Israel’s attacks—ostensibly aimed at disbanding Hezbollah and inducing an anti-Hezbollah backlash in Lebanese society—have instead bolstered the organization’s domestic influence. The deaths of more than a thousand Lebanese civilians and Israel’s destruction of Lebanon’s new infrastructure, rebuilt at great expense in the 1990s after the civil war, have produced deep and lasting resentment against Israel in all of Lebanon’s communities. What’s more, Lebanon’s pro-Western elite feels abandoned by the United States and will struggle to maintain a pro-Western line.

So now we're seeing with our eyes exactly why, as predicted at the start, this ill-advised Israeli assault on Lebanon will succeed at nothing but strenghtening Hezbollah. This war policy, this American policy, has indeed served at a "Habitat for Hezbollah", giving it the air it breathes -- Israeli aggression. I promise, I'm not making this stuff up. To reiterate:

Hezbollah is much more than a just paramilitary or terrorist unit. They are a full-blown social and political movement. Yes, they have the militant wing we hear so much about, true enough. But they have a strong social services wing as well. They run schools. They run shelters. They run food banks. They run hospitals and clinics. On top of all of that, they are also an active, grass-roots political party with strong local support...


It just so happens that these multi-pronged activities Hezbollah provides in that community positions them uniquely to take advantage of any groundswell in anti-Israeli sentiments this bombardment may inspire. It gives them instant access to streams of disaffected, displaced and angry victims to whom they can provide shelter, nourishment, clothing and, most significantly, an immediate outlet for revenge.
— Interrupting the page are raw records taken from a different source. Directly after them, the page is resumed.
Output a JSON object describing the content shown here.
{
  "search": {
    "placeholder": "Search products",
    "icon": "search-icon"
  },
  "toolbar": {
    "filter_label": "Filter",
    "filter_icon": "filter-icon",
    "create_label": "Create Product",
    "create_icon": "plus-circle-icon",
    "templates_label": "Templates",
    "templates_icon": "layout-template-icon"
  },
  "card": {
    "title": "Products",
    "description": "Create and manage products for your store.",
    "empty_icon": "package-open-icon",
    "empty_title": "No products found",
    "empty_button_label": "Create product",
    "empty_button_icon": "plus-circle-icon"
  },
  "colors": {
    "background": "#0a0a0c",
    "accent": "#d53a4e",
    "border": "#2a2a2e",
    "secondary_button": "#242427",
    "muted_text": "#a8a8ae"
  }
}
I have some bad news for those among us who had their hearts set on that Lebanese backlash against Hezbollah we were promised would result from Israel's offensive. It was always absurd to assume that a people under aerial bombardment would rally in anger to the side of the bombers. Once again, strangely enough, it seems people don't like being bombed.

Personal update: I never intended for this to be such a foreign policy blog (there are already so many of them) but how could I even bother to blog without talking about the stupidity of the way the world is being set aflame around me? It begs for commentary, does it not?


Brian said...

Well, substitute the word "Iran" in for "Hezbollah" and then no one is surprised by the article. Sure, if Lebanon wants to become an Iranian state, then all is fine and dandy and all of the Iranian oil money should be accepted.

The Lebanese, uh the world, needs to realize that nothing special is going on here. Israel thought it was fighting a war with Hezbollah, but made the mistake of not realizing it was Iran. They will not make the mistake again.

Doesn't anybody get it? Maybe I am the naive one and am simplying things to much with a word swap.